The search for our collective origins continues to be redefined by the Taung Child, South Africa's premier hominin discovered 90 years ago by Wits University Professor Raymond Dart.
By subjecting the skull of the first australopith discovered to the latest technologies in the Wits University Microfocus X-ray Computed Tomography (CT) facility, researchers are now casting doubt on theories that Australopithecus africanus shows the same cranial adaptations found in modern human infants and toddlers - in effect disproving current support for the idea that this early hominin shows infant brain development in the prefrontal region similar to that of modern humans.

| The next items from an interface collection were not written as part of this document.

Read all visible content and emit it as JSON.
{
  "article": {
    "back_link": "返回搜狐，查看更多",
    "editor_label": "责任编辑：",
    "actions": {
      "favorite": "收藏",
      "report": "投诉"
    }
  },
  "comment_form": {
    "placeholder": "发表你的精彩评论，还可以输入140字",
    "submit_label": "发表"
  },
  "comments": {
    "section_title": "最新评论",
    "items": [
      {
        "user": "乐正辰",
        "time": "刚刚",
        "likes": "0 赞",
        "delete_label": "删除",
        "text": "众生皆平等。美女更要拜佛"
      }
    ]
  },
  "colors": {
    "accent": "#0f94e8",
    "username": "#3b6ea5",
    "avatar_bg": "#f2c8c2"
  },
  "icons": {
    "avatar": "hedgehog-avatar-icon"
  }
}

AdvertisementThe results have been published online in the prestigious journal Proceedings of the National Academy of Sciences (PNAS) on Monday, 25 August 2014 at 21:00 SAST (15:00 EST), in an article titled: New high resolution CT data of the Taung partial cranium and endocast and their bearing on metopism and hominin brain evolution. The Taung Child has historical and scientific importance in the fossil record as the first and best example of early hominin brain evolution, and theories have been put forward that it exhibits key cranial adaptations found in modern human infants and toddlers.

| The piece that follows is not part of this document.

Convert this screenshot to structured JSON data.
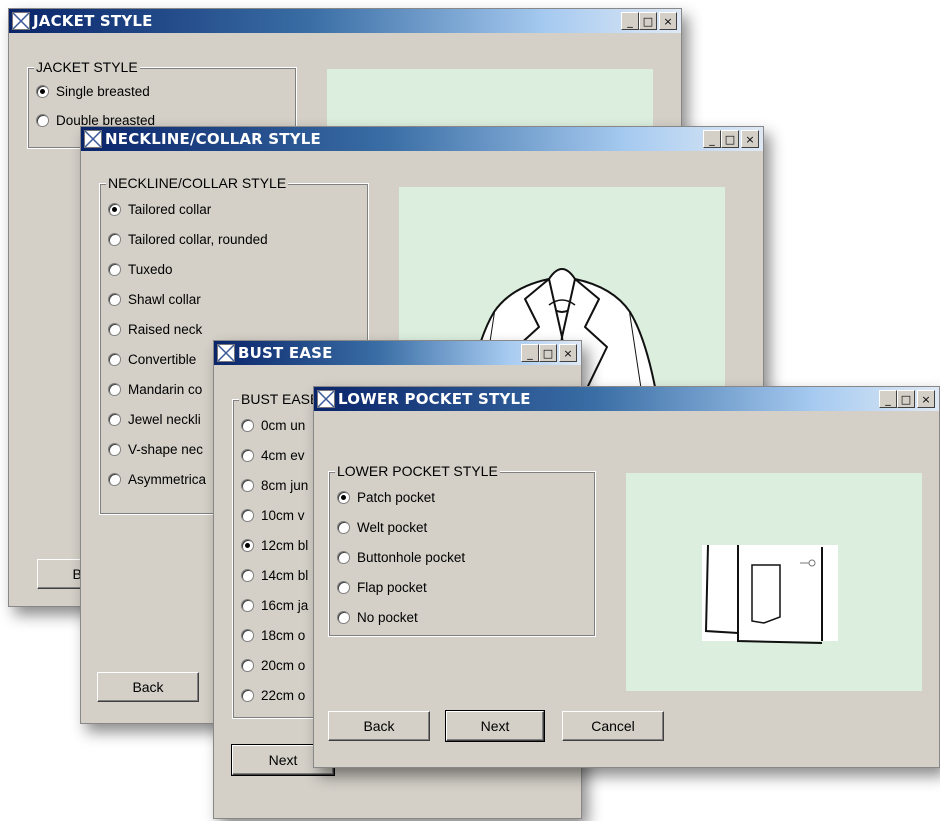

To test the ancientness of this evolutionary adaptation, Dr Kristian J. Carlson, Senior Researcher from the Evolutionary Studies Institute at the University of the Witwatersrand, and colleagues, Professor Ralph L. Holloway from Columbia University and Douglas C. Broadfield from Florida Atlantic University, performed an in silico dissection of the Taung fossil using high-resolution computed tomography. "A recent study has described the roughly 3 million-year-old fossil, thought to have belonged to a 3 to 4-year-old, as having a persistent metopic suture and open anterior fontanelle, two features that facilitate post-natal brain growth in human infants when their disappearance is delayed," said Carlson. Comparisons with the existing hominin fossil record and chimpanzee variation do not support this evolutionary scenario. Citing deficiencies in how the Taung fossil material has been recently assessed, the researchers suggest physical evidence does not incontrovertibly link features of the Taung skull, or its endocast, to early prefrontal lobe expansion, a brain region implicated in many human behaviors.